Political junkies like me have never seen anything like it: Running 20 points behind, just a week before the South Carolina primary, Newt Gingrich catapulted to the top of the pile and ended up defeating Mitt Romney by 12 points. It’s almost enough to make a believer out of you.
Indeed, his 32-point tour-de-force in just seven days is stunning, given that Gingrich, whose entire campaign staff walked out on him last summer, ran an embarrassing fourth in Iowa and New Hampshire. It’s all the more remarkable when you realize that his entire campaign is based on three big lies: he’s a Washington outsider; he’s not a lobbyist; and he’s a small-government conservative. Liar, liar, pants on fire!

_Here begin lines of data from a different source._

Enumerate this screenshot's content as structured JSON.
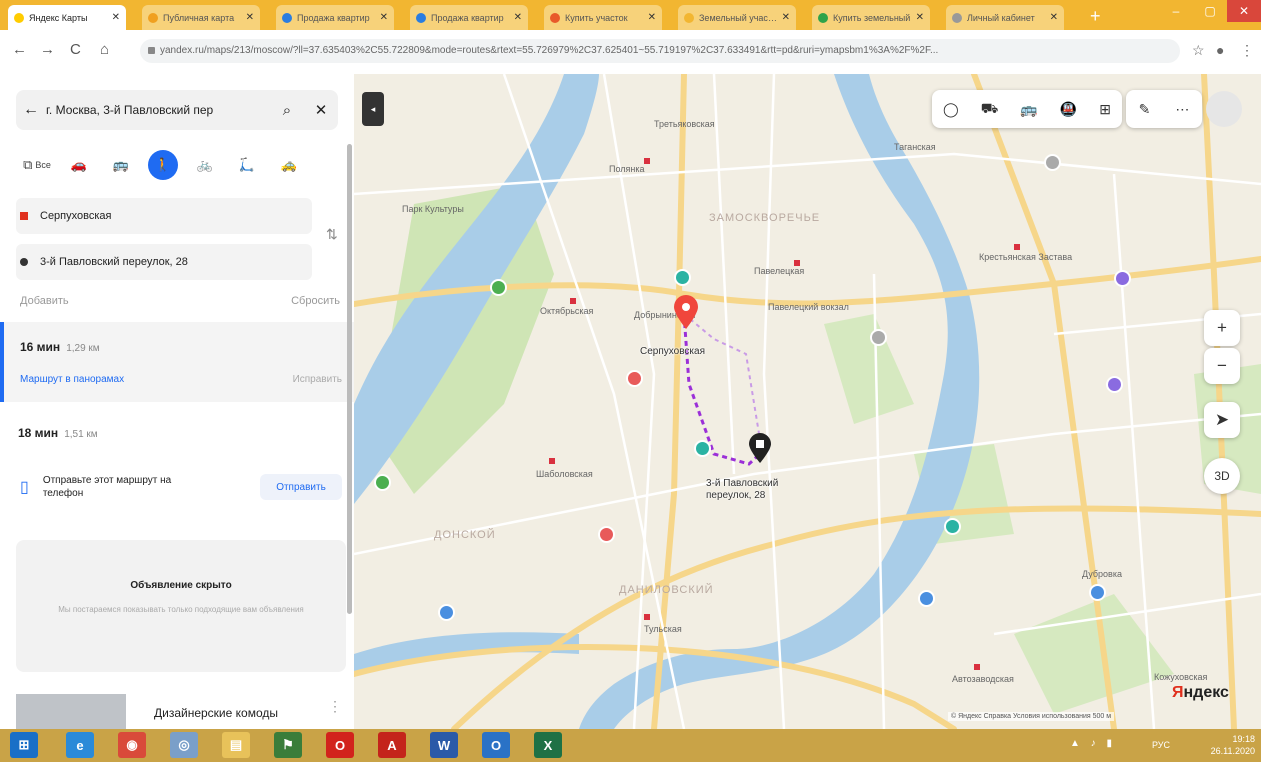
{
  "browser": {
    "tabs": [
      {
        "title": "Яндекс Карты",
        "color": "#ffcc00",
        "active": true
      },
      {
        "title": "Публичная карта",
        "color": "#f0a020"
      },
      {
        "title": "Продажа квартир",
        "color": "#2a7de1"
      },
      {
        "title": "Продажа квартир",
        "color": "#2a7de1"
      },
      {
        "title": "Купить участок",
        "color": "#e85a2a"
      },
      {
        "title": "Земельный участок",
        "color": "#f2b631"
      },
      {
        "title": "Купить земельный",
        "color": "#2fa34a"
      },
      {
        "title": "Личный кабинет",
        "color": "#999999"
      }
    ],
    "new_tab": "+",
    "win_controls": {
      "minimize": "–",
      "maximize": "▢",
      "close": "✕"
    },
    "url": "yandex.ru/maps/213/moscow/?ll=37.635403%2C55.722809&mode=routes&rtext=55.726979%2C37.625401~55.719197%2C37.633491&rtt=pd&ruri=ymapsbm1%3A%2F%2F...",
    "nav": {
      "back": "←",
      "forward": "→",
      "reload": "C",
      "home": "⌂"
    },
    "toolbar": {
      "star": "☆",
      "profile": "●",
      "menu": "⋮"
    }
  },
  "panel": {
    "search": {
      "back": "←",
      "text": "г. Москва, 3-й Павловский пер",
      "search_icon": "⌕",
      "close": "✕"
    },
    "modes": [
      {
        "name": "all",
        "label": "Все",
        "glyph": "⧉"
      },
      {
        "name": "car",
        "glyph": "🚗"
      },
      {
        "name": "transit",
        "glyph": "🚌"
      },
      {
        "name": "walk",
        "glyph": "🚶",
        "active": true
      },
      {
        "name": "bike",
        "glyph": "🚲"
      },
      {
        "name": "scooter",
        "glyph": "🛴"
      },
      {
        "name": "taxi",
        "glyph": "🚕"
      }
    ],
    "from": "Серпуховская",
    "to": "3-й Павловский переулок, 28",
    "from_color": "#e0301e",
    "to_color": "#333333",
    "swap": "⇅",
    "add_label": "Добавить",
    "reset_label": "Сбросить",
    "routes": [
      {
        "time": "16 мин",
        "distance": "1,29 км",
        "link": "Маршрут в панорамах",
        "action": "Исправить"
      },
      {
        "time": "18 мин",
        "distance": "1,51 км"
      }
    ],
    "send": {
      "text": "Отправьте этот маршрут на телефон",
      "button": "Отправить"
    },
    "ad": {
      "title": "Объявление скрыто",
      "subtitle": "Мы постараемся показывать только подходящие вам объявления"
    },
    "promo": {
      "text": "Дизайнерские комоды",
      "more": "⋮"
    }
  },
  "map": {
    "districts": [
      "ЗАМОСКВОРЕЧЬЕ",
      "ДОНСКОЙ",
      "ДАНИЛОВСКИЙ"
    ],
    "labels": [
      "Третьяковская",
      "Полянка",
      "Парк Культуры",
      "Октябрьская",
      "Добрынинская",
      "Павелецкая",
      "Павелецкий вокзал",
      "Таганская",
      "Крестьянская Застава",
      "Шаболовская",
      "Тульская",
      "Автозаводская",
      "Дубровка",
      "Кожуховская"
    ],
    "origin_label": "Серпуховская",
    "dest_label": "3-й Павловский переулок, 28",
    "top_tools": [
      "◯",
      "⛟",
      "🚌",
      "🚇",
      "⊞"
    ],
    "top_tools2": [
      "✎",
      "⋯"
    ],
    "controls": {
      "zoom_in": "+",
      "zoom_out": "−",
      "locate": "➤",
      "view3d": "3D"
    },
    "collapse": "◂",
    "logo_first": "Я",
    "logo_rest": "ндекс",
    "footer": "© Яндекс  Справка  Условия использования  500 м"
  },
  "taskbar": {
    "apps": [
      {
        "name": "start",
        "glyph": "⊞",
        "color": "#1a6fc7"
      },
      {
        "name": "ie",
        "glyph": "e",
        "color": "#2b8ad8"
      },
      {
        "name": "chrome",
        "glyph": "◉",
        "color": "#d94a3a"
      },
      {
        "name": "media",
        "glyph": "◎",
        "color": "#7a9fc9"
      },
      {
        "name": "explorer",
        "glyph": "▤",
        "color": "#e8c25a"
      },
      {
        "name": "acrobat-reader",
        "glyph": "⚑",
        "color": "#3a7d3a"
      },
      {
        "name": "opera",
        "glyph": "O",
        "color": "#d2231c"
      },
      {
        "name": "acrobat",
        "glyph": "A",
        "color": "#c4241b"
      },
      {
        "name": "word",
        "glyph": "W",
        "color": "#2a5aa8"
      },
      {
        "name": "outlook",
        "glyph": "O",
        "color": "#2a72c6"
      },
      {
        "name": "excel",
        "glyph": "X",
        "color": "#1e7145"
      }
    ],
    "lang": "РУС",
    "time": "19:18",
    "date": "26.11.2020"
  }
}
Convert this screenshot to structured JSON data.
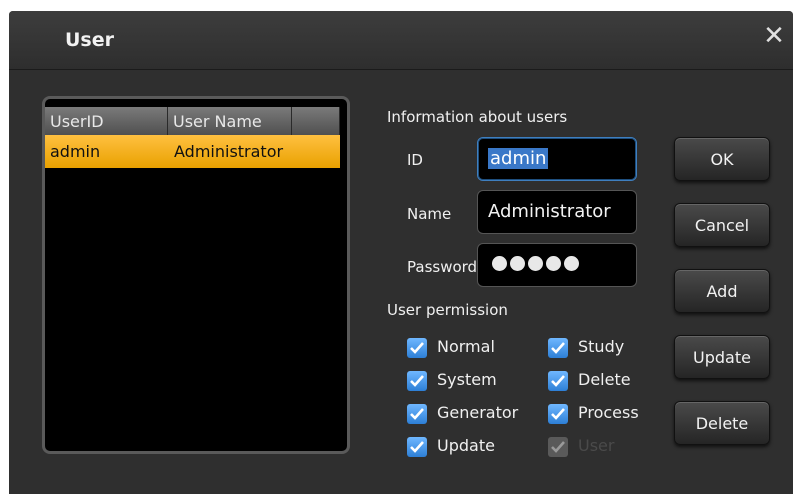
{
  "dialog": {
    "title": "User",
    "close_glyph": "✕"
  },
  "user_list": {
    "columns": [
      "UserID",
      "User Name",
      ""
    ],
    "rows": [
      {
        "id": "admin",
        "name": "Administrator",
        "selected": true
      }
    ]
  },
  "info": {
    "section_label": "Information about users",
    "id_label": "ID",
    "id_value": "admin",
    "name_label": "Name",
    "name_value": "Administrator",
    "password_label": "Password",
    "password_mask_count": 5
  },
  "permissions": {
    "section_label": "User permission",
    "items": [
      {
        "label": "Normal",
        "checked": true,
        "enabled": true
      },
      {
        "label": "Study",
        "checked": true,
        "enabled": true
      },
      {
        "label": "System",
        "checked": true,
        "enabled": true
      },
      {
        "label": "Delete",
        "checked": true,
        "enabled": true
      },
      {
        "label": "Generator",
        "checked": true,
        "enabled": true
      },
      {
        "label": "Process",
        "checked": true,
        "enabled": true
      },
      {
        "label": "Update",
        "checked": true,
        "enabled": true
      },
      {
        "label": "User",
        "checked": true,
        "enabled": false
      }
    ]
  },
  "buttons": {
    "ok": "OK",
    "cancel": "Cancel",
    "add": "Add",
    "update": "Update",
    "delete": "Delete"
  },
  "colors": {
    "selection": "#f0a800",
    "checkbox": "#3a8ee6",
    "focus_border": "#3f7fbf"
  }
}
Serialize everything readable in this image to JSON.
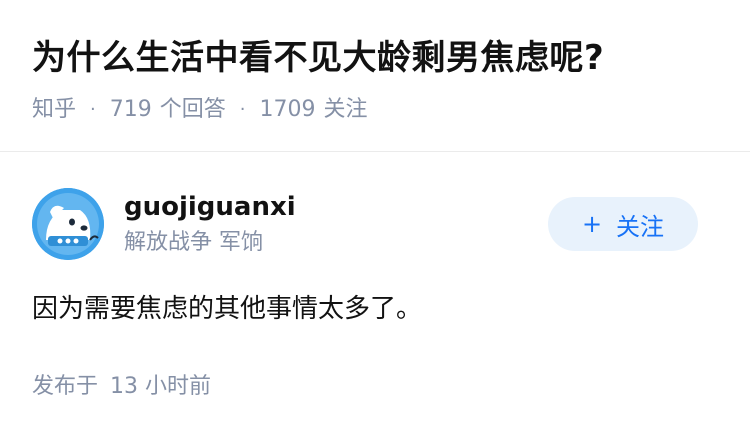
{
  "question": {
    "title": "为什么生活中看不见大龄剩男焦虑呢?",
    "source": "知乎",
    "answers_count": "719",
    "answers_label": "个回答",
    "followers_count": "1709",
    "followers_label": "关注"
  },
  "author": {
    "name": "guojiguanxi",
    "bio": "解放战争 军饷",
    "avatar_icon": "blue-dog-avatar"
  },
  "follow_button": {
    "icon": "+",
    "label": "关注"
  },
  "answer": {
    "content": "因为需要焦虑的其他事情太多了。",
    "published_label": "发布于",
    "published_time": "13 小时前"
  },
  "colors": {
    "accent": "#1772f6",
    "follow_bg": "#e8f2fc",
    "meta_gray": "#8590a6",
    "avatar_bg": "#3ea2ea"
  }
}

Only if you define “outsider” as someone born outside of Washington could Gingrich be considered not part of the Washington establishment. He was elected to Congress in 1978, and hasn’t left Washington since. He served in Congress for 20 years, four of them as speaker of the House, just two heartbeats away from the presidency. Since resigning in disgrace from Congress, he’s operated inside the Beltway while serving on several boards and commissions, advising Defense Secretary Donald Rumsfeld, founding and leading several for-profit consulting companies and appearing as a paid commentator on Fox News. He and his third wife, Callista, live in McLean, Va., one of Washington’s most elite, and most expensive, suburbs.
Newt Gingrich, in other words, is exactly what Washington is full of. You see them every day at The Palm, the Capital Grille, or the Four Seasons Hotel: old, white men who used to be somebody. They came to Washington as a young man, held an important job until they quit or were fired, and never went home. They hang out here, in all the favorite watering holes, hoping somebody will recognize them. If Newt’s not part of the Washington establishment, there is no Washington establishment.
And if Newt’s no lobbyist, there are no lobbyists in Washington, either. It doesn’t matter whether he actually went up to Capitol Hill and “registered” as a lobbyist. He has an office on K Street. He meets with members of Congress and state legislators about legislation impacting companies who pay him handsomely – including $25,000 a month from the chief lobbyist of Freddie Mac – to represent them. In other words, he does what Bob Livingston, Larry Craig, Dick Gephardt and Trent Lott do. He opens doors and peddles his influence all over town. Enough with silly word games. He’s a lobbyist.
Newt also tries to appeal to tea partiers by painting himself as an authentic Ron Paul, Ronald Reagan-like, small-government conservative – which, if claimed by anybody else, would be condemned by Newt as “pious baloney.” Throughout his career, Gingrich has always promoted big ideas for big government. He voted for creation of the Department of Education and supported Medicare Part D. He championed universal health care, with an individual mandate. Together with Nancy Pelosi, he called on Congress to take action against global warming. He’s advocated a new federal initiative on brain research. He calls himself a “Theodore Roosevelt Republican.”
Just this week, Newt told Florida voters that, if elected president, he would establish an American colony on the moon – and begin regular shuttle service to and from Mars – by 2020. At the same time, he says he’s prepared to declare war on Iran and Cuba. He’s offered no evidence of how much these new initiatives would cost, nor where the money would come from. Although, as a member of Congress, he did author the “Northwest Ordinance for Space,” allowing moon residents, once they numbered 13,000, to petition Congress to become our 51st state.
As for President Reagan, although Newt invokes Reagan often, he wasn’t always so full of praise. In Congress, he accused Reagan of “impotence and incompetence.” And he blasted Reagan’s summit meeting with Soviet leader Mikhail Gorbachev as “the most dangerous summit for the West since Adolf Hitler met with Neville Chamberlain in 1938 in Munich.” For his part, President Reagan refers to Gingrich only once in his diaries, saying Newt’s ideas on a budget freeze would “cripple our defense program.”
As speaker, in fact, Gingrich received so much criticism from fellow Republicans that he once asked Senate Leader Bob Dole, “Why do people take such an instant dislike to me?” Dole reportedly explained: “Because it saves time.” True then; true today.